Costello: I’m not going to reveal much, but the chapter talks about what happened to us after my parents passed away. My father died suddenly in March of 1959, and I lost my mother unexpectedly as well, just nine months later. I was only twelve when she passed, and my two older sisters Paddy and Carole, were out of the house, living lives of their own. The chapter covers events that occurred during that timeframe and afterward. There are a few additional surprises as well! 

Solimando: The original research and writing of Lou’s On First must have been an emotional journey for you, and transforming your book into an audio format must feel like you’re reliving the process. How different is today’s journey at your current station in life compared to where you were when you originally wrote Lou’s On First? 

Costello:  When I started on my journey writing Lou’s on First, I became obsessed with interviewing. I reached out to producers, directors, writers, movie stars, co-stars, family, friends, even the Universal construction crew; because these were the people who could breathe life back into my father’s aura and help resurrect him for me. I also got to know my parents on an adult level while writing the book, which I consider to be one of life’s most precious gifts.

  Today, I’d say the audiobook’s most significant challenge is reliving my infant brother’s accidental drowning through articulating his death. Though I wasn’t born yet, Lou Jr.’s passing was catastrophic, and my parent’s suffering was, and is to this day, indescribable. 

  I had to trick my brain into getting through reading the words aloud because otherwise, I’d fall apart. I also had to stop envisioning my mother and father’s emotional devastation and picture them not as my parents but as other people. My goal was to work through the “I can’t do this; it’s too emotional” mindset. 

  I had to picture my father on-set and in costume to bring myself around, or I wouldn’t be able to go through with it.

Solimando: Did you find the process to be somewhat therapeutic?

Costello: Yes.

Solimando:  Chris, this is a two-part question. First, will there ever be a legitimate movie made about your father’s incredible life, and second, where can we pick up your audiobook Lou’s On First?

Costello:  Writers frequently submit proposals to both families and offer endless opportunities to “make a movie” about the lives of Bud Abbott and Lou Costello. Unfortunately, their objectives bear little resemblance to the reality of how both men lived.

  The writer’s endgame eventually tallies up to a list of creative liberties taken, manufactured content infused, and aggressive attempts at changing history. 

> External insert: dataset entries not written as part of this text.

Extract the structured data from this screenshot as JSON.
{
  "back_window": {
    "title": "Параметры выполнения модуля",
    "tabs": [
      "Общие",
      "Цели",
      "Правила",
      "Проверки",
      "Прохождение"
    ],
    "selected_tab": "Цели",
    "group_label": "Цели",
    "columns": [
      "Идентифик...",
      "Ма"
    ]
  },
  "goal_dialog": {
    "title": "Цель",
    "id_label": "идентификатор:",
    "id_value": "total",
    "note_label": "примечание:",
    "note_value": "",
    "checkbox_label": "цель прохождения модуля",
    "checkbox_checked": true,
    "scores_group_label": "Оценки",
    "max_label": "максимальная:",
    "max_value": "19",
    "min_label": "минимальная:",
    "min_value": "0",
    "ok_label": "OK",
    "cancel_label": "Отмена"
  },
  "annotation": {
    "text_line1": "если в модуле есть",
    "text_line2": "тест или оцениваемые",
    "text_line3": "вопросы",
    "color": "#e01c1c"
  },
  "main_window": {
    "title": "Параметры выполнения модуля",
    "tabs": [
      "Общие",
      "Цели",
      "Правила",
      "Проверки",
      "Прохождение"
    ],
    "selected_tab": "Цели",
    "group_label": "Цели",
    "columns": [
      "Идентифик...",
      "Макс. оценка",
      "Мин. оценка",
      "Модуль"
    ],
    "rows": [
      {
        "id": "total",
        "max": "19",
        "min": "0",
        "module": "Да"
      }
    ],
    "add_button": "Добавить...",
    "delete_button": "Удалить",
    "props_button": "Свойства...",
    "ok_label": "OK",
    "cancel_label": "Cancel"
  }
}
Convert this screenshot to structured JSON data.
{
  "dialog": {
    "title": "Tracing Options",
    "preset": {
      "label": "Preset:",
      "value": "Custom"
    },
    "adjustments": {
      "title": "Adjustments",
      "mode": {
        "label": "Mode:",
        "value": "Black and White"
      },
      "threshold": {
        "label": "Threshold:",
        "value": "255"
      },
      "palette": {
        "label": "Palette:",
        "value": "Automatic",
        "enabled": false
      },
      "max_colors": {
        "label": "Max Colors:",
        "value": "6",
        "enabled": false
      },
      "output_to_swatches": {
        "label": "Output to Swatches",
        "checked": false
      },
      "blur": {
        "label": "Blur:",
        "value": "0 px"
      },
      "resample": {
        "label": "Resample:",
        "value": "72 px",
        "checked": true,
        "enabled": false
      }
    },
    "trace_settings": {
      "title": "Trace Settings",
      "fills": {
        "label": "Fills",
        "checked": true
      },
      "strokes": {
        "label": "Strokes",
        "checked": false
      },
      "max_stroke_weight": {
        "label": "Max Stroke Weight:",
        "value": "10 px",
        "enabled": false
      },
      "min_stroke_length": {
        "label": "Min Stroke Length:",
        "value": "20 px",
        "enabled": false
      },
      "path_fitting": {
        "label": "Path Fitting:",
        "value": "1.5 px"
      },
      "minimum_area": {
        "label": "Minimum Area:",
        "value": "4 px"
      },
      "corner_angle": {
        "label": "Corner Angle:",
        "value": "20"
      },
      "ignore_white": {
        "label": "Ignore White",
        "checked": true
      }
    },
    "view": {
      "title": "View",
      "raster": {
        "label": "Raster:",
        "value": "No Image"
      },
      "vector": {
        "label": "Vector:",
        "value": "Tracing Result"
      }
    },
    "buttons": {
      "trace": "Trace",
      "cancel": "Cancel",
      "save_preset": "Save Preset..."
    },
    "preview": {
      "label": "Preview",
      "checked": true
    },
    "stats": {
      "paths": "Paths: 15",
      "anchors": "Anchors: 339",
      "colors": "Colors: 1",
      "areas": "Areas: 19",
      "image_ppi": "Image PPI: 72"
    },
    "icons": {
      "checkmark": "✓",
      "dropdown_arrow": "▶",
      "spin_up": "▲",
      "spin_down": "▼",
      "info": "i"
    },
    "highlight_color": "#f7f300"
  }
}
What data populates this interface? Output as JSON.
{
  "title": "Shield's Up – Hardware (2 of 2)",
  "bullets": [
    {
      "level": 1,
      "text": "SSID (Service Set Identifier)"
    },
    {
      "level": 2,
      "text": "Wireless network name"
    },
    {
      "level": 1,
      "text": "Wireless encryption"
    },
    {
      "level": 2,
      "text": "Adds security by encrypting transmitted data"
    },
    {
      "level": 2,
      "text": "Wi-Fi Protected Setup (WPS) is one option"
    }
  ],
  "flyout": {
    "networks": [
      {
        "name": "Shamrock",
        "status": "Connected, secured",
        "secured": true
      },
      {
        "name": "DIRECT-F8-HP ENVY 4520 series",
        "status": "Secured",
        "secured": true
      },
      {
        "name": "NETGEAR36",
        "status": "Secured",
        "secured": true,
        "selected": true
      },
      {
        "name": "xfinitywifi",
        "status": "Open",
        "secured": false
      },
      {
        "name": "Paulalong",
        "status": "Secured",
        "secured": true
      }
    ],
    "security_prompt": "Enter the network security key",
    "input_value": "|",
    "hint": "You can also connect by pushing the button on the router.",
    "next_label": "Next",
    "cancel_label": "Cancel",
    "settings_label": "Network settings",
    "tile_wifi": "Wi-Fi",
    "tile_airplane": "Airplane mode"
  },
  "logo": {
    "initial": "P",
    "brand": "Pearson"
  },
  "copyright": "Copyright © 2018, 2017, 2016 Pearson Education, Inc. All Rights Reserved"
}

  It took me four years to write Lou’s On First. I would be horrified to discover I lived those years in vain because I provided someone the opportunity to discredit my establishing and communicating the truth about my father. I also wouldn’t trust Hollywood taking my product and then turning it into another Bud and Lou

  Ultimately, it boils down to a matter of trust in giving anyone control of my work, and I don’t have much faith in doing that at this point.  

  As for purchasing the audiobook, here’s a list of various sites it’s available on Amazon/Audible, Apple Music, Barnes &Noble, Google Play, Napster, Audiobooks Now, Spotify, YouScribe, Kobo, Hoopla, Nook, Blinkist, Bookbeat, Chirp, and Downpour.

  For a complete list, please visit the Abbott and Costello Always and Forever page on Facebook.